|Oil smuggling operation to tap into a pipeline discovered (Al Maalomah)
The Iraqi press had a spate of articles in the last two months about oil smuggling going on across the country. There were five such pieces in September, and another seven in October. For every report that the authorities had discovered such an operation there were probably plenty more that were not found pointing to this illegal business being alive and well in Iraq.
Iraq’s oil industry is concentrated in the south, so one would expect smuggling to be going on there. For instance, onnine tanker trucks were captured around the Rumaila oil field in Basra by the Interior Ministry used for stealing petroleum. two smugglers were killed while trying to tape into a pipeline in Wasit, Dhi Qar. there was a raid, which netted 19 accused oil smugglers in Basra. Two days later the South Oil Police it broke up a large ring operating out of Khor al-Zubayr that was stealing oil derivatives.
There are pipelines stretching across Iraq however as well as refineries, which offer more opportunities for criminals., the Interior Ministry broke up a group tapping into pipelines in Kirkuk province. , the police stopped trucks in Babil with 152 barrels of motor oil that was being sold by a crime group. , the security forces arrested nine people accused of attempting to illegally ship oil derivatives in Baghdad. Five days later, the Interior Ministry that it found two holes used to tap into an oil pipeline in northeast Baghdad. , the Oil Police found an organization stealing from a pipeline in Latifiya in southern Baghdad. Finally, at the end of October, police a pipeline used for stealing oil in Kirkuk. This showed wide spread crime in not only oil, but its derivatives all over Iraq from Baghdad where the Dora refinery is located to Kirkuk, which has a large petroleum industry.

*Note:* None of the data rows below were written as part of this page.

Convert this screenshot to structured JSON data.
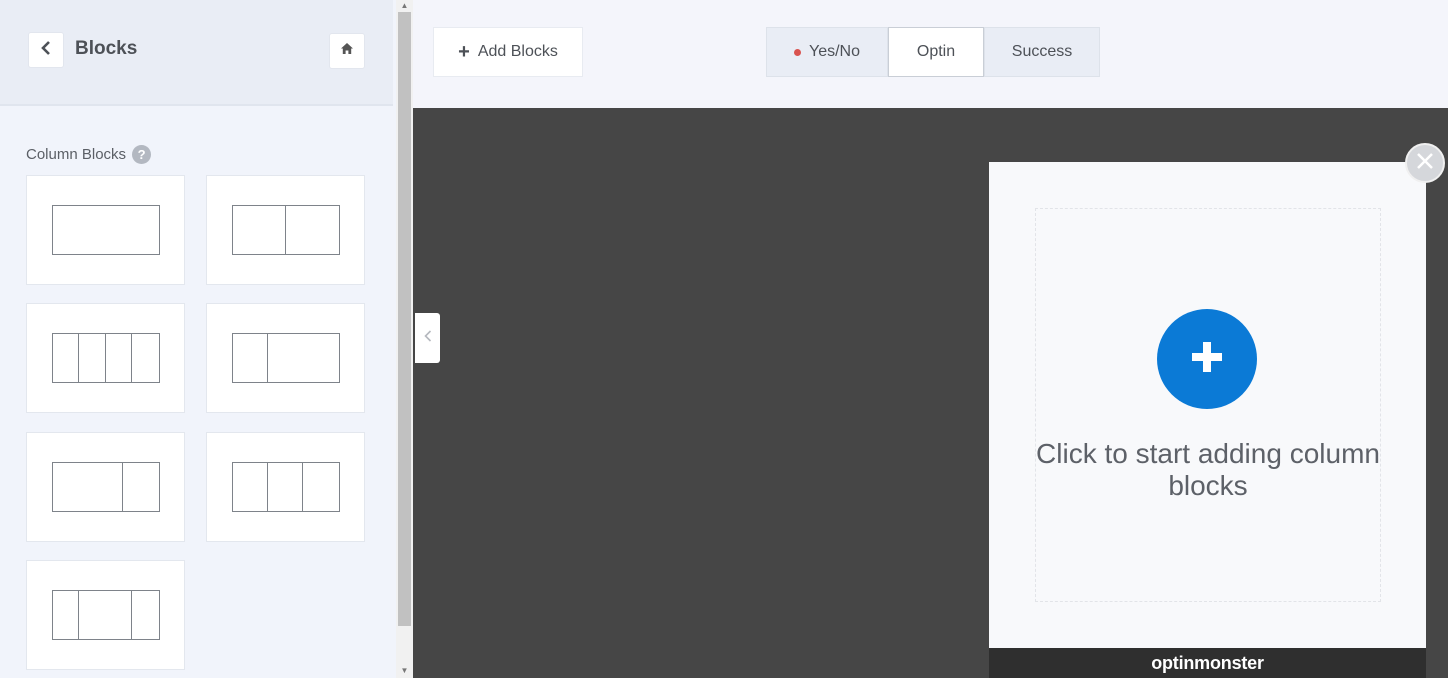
{
  "sidebar": {
    "title": "Blocks",
    "section_label": "Column Blocks",
    "help_glyph": "?",
    "tiles": [
      {
        "name": "column-block-1",
        "cols": [
          1
        ]
      },
      {
        "name": "column-block-1-1",
        "cols": [
          1,
          1
        ]
      },
      {
        "name": "column-block-1-1-1-1",
        "cols": [
          1,
          1,
          1,
          1
        ]
      },
      {
        "name": "column-block-1-3",
        "cols": [
          1,
          2
        ]
      },
      {
        "name": "column-block-3-1",
        "cols": [
          2,
          1
        ]
      },
      {
        "name": "column-block-1-1-1",
        "cols": [
          1,
          1,
          1
        ]
      },
      {
        "name": "column-block-1-2-1",
        "cols": [
          1,
          2,
          1
        ]
      }
    ]
  },
  "toolbar": {
    "add_blocks_label": "Add Blocks",
    "tabs": [
      {
        "label": "Yes/No",
        "has_dot": true,
        "active": false
      },
      {
        "label": "Optin",
        "has_dot": false,
        "active": true
      },
      {
        "label": "Success",
        "has_dot": false,
        "active": false
      }
    ]
  },
  "canvas": {
    "popup_text": "Click to start adding column blocks",
    "brand": "optinmonster"
  },
  "colors": {
    "accent_blue": "#0b7ad6",
    "canvas_bg": "#464646",
    "dot_red": "#d9534f"
  }
}
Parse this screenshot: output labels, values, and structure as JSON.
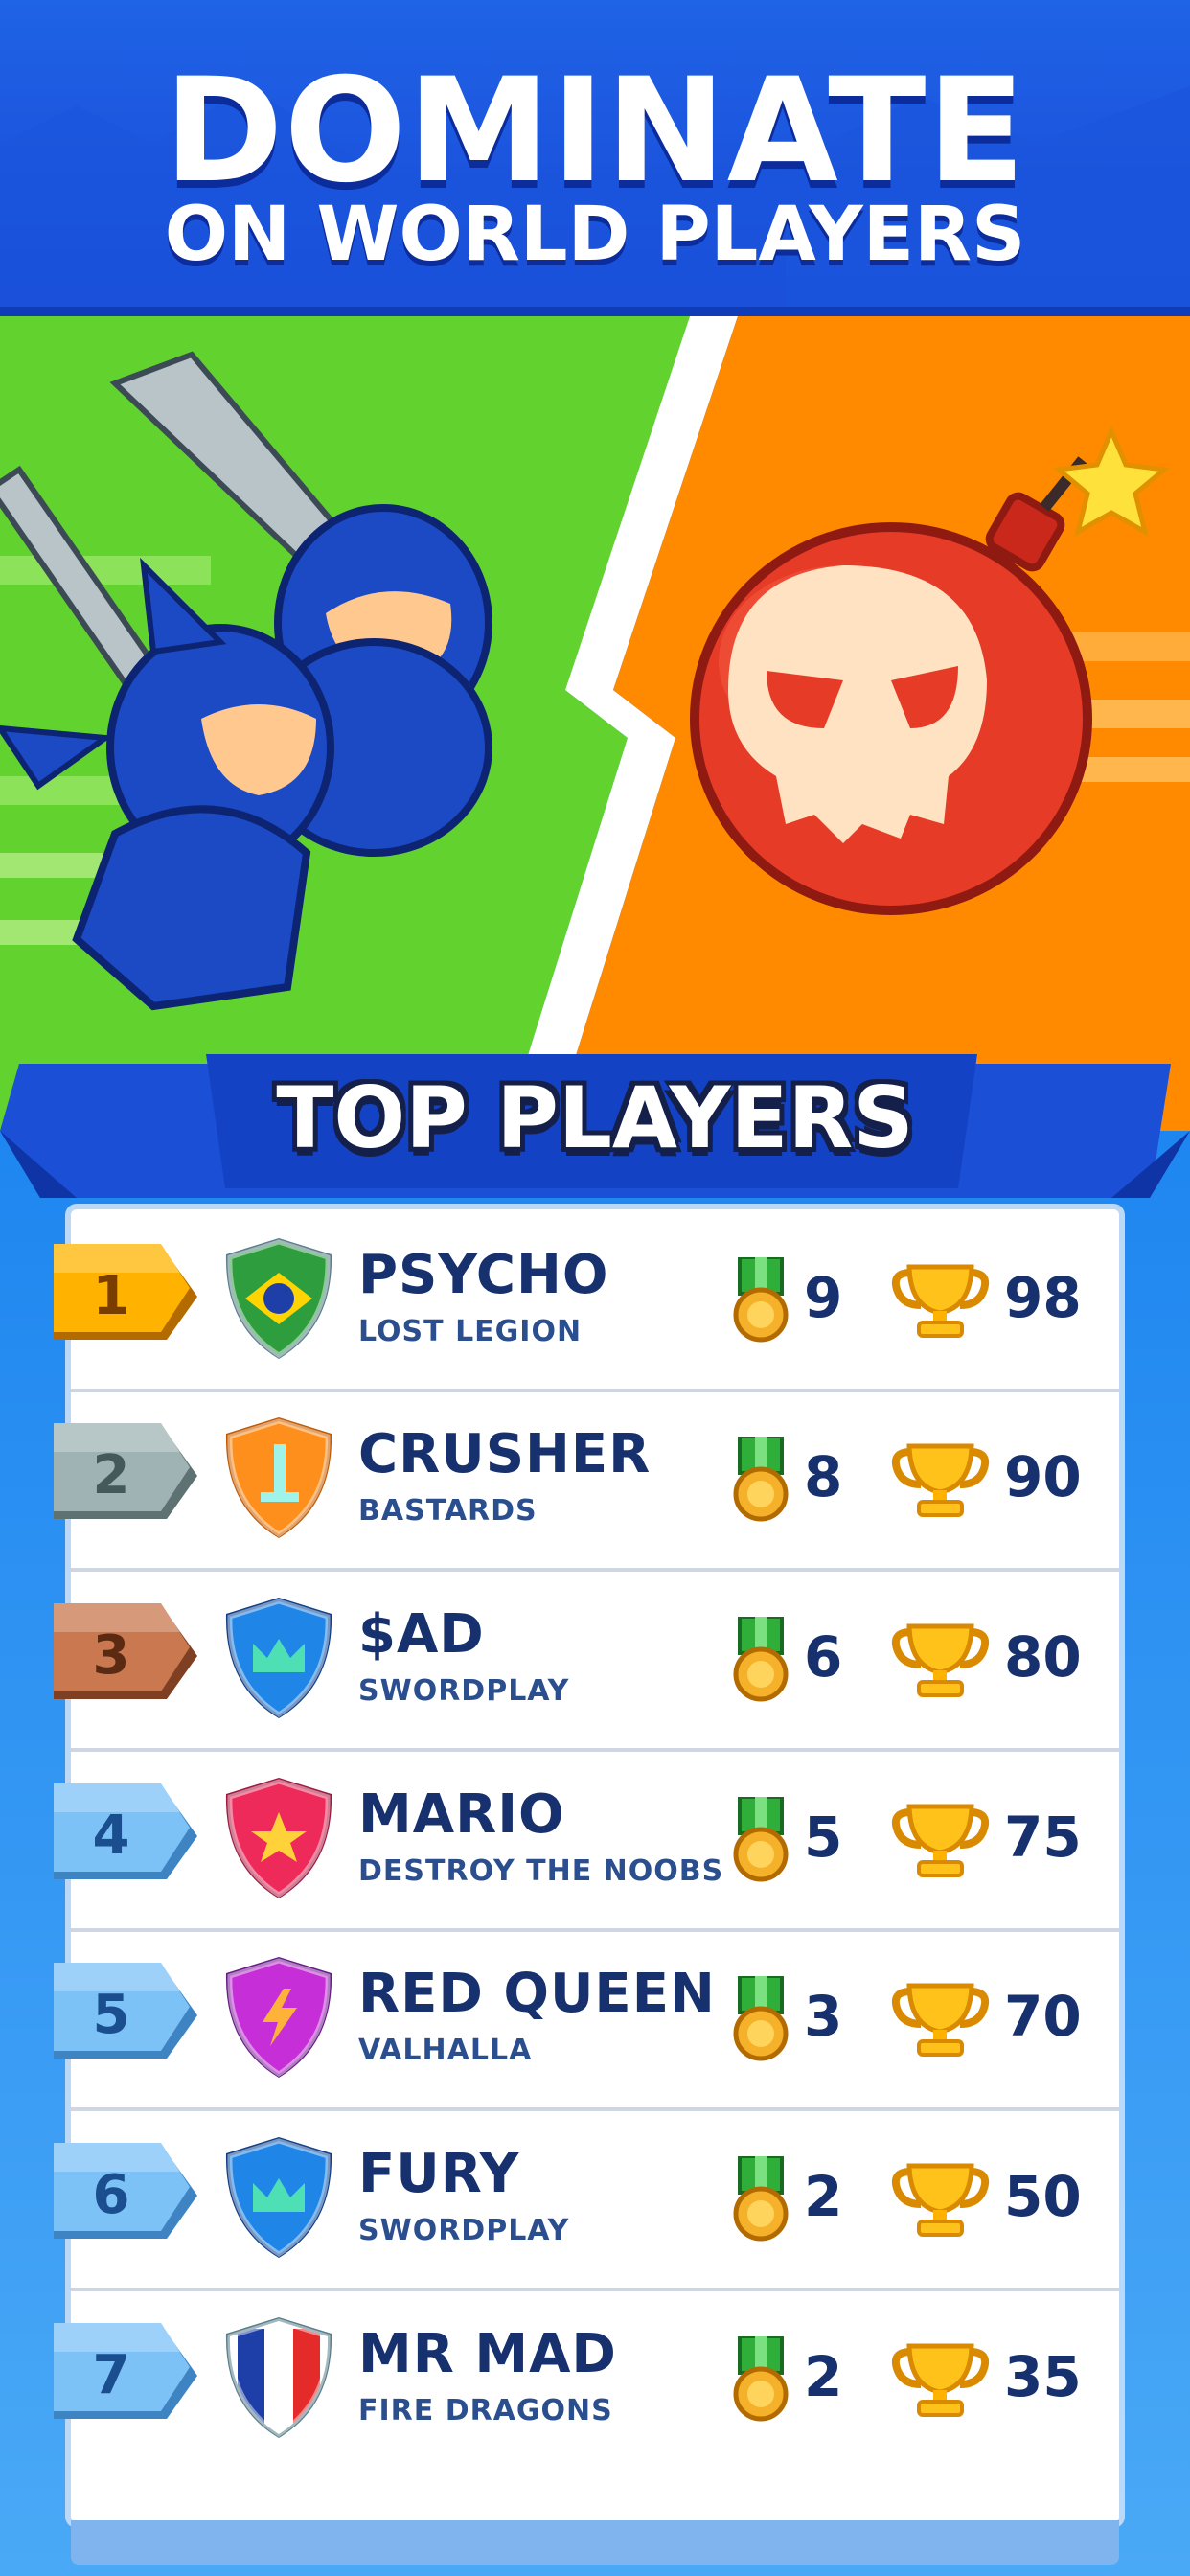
{
  "header": {
    "title": "DOMINATE",
    "subtitle": "ON WORLD PLAYERS"
  },
  "leaderboard": {
    "title": "TOP PLAYERS",
    "players": [
      {
        "rank": "1",
        "name": "PSYCHO",
        "clan": "LOST LEGION",
        "medals": "9",
        "trophies": "98",
        "badge": "brazil-flag-shield-icon"
      },
      {
        "rank": "2",
        "name": "CRUSHER",
        "clan": "BASTARDS",
        "medals": "8",
        "trophies": "90",
        "badge": "sword-shield-icon"
      },
      {
        "rank": "3",
        "name": "$AD",
        "clan": "SWORDPLAY",
        "medals": "6",
        "trophies": "80",
        "badge": "crown-shield-icon"
      },
      {
        "rank": "4",
        "name": "MARIO",
        "clan": "DESTROY THE NOOBS",
        "medals": "5",
        "trophies": "75",
        "badge": "star-shield-icon"
      },
      {
        "rank": "5",
        "name": "RED QUEEN",
        "clan": "VALHALLA",
        "medals": "3",
        "trophies": "70",
        "badge": "lightning-shield-icon"
      },
      {
        "rank": "6",
        "name": "FURY",
        "clan": "SWORDPLAY",
        "medals": "2",
        "trophies": "50",
        "badge": "crown-shield-icon"
      },
      {
        "rank": "7",
        "name": "MR MAD",
        "clan": "FIRE DRAGONS",
        "medals": "2",
        "trophies": "35",
        "badge": "france-flag-shield-icon"
      }
    ]
  },
  "colors": {
    "header_blue": "#1f5fe4",
    "green_side": "#5fd32d",
    "orange_side": "#ff8a00",
    "name_text": "#17306e",
    "rank_gold": "#ffb300",
    "rank_silver": "#9fb3b4",
    "rank_bronze": "#c9784f",
    "rank_blue": "#7cc2f7"
  }
}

Oil smuggling has a. For example, in the 1990s when Iraq was under United Nations sanctions, Saddam Hussein organized groups to illegally sell the country’s petroleum to get around the international restrictions. This would include using trucks to Turkey, Jordan, Syria, Kuwait and Saudi Arabia, and boats going towards the Persian Gulf. After the 2003 invasion, the business expanded due to the breakdown in security, and the huge growth in corruption within the country. Fifteen years later, the practice is still alive and well as these recent articles highlight. The continued weakness in law and order and acquiescence of political parties provide plenty of incentive for this to continue.
Al Forat, “Detecting the smuggling of Kirkuk oil,” 9/12/18
- “The energy police strike a blow to the smugglers of oil derivatives,” 9/15/18
- “URGENT police station was set up to smuggle oil derivatives from the Dora refinery,” 10/16/18
Al Ghad Press, “9 tankers for smuggling oil from the strategic line in Basra captured,” 9/9/18
- “Interior Ministry announces the discovery of two drill holes for smuggling crude oil northeast Baghdad,” 9/21/18
- “A large raid on smuggling oil products in Basra and the arrest of 19 accused,” 10/5/18
Al Hurra, “Basra: the seizure of the largest oil smuggling ring,” 10/7/18
Al Maalomah, “Control oil pipelines in Kirkuk,” 10/31/18
NINA, “The killing of oil smugglers after clashes with police south Dhi Qar province,” 10/1/18
Rudaw, “Basra official denies oil smuggling racket,” 10/19/18
Sotaliraq, “Report reveals the smuggling operations of Basra oil,” 10/16/18
Al Sumaria, “Foiled an attempt to smuggle oil derivatives in Baghdad and the arrest of 9 accused of the crime,” 9/16/18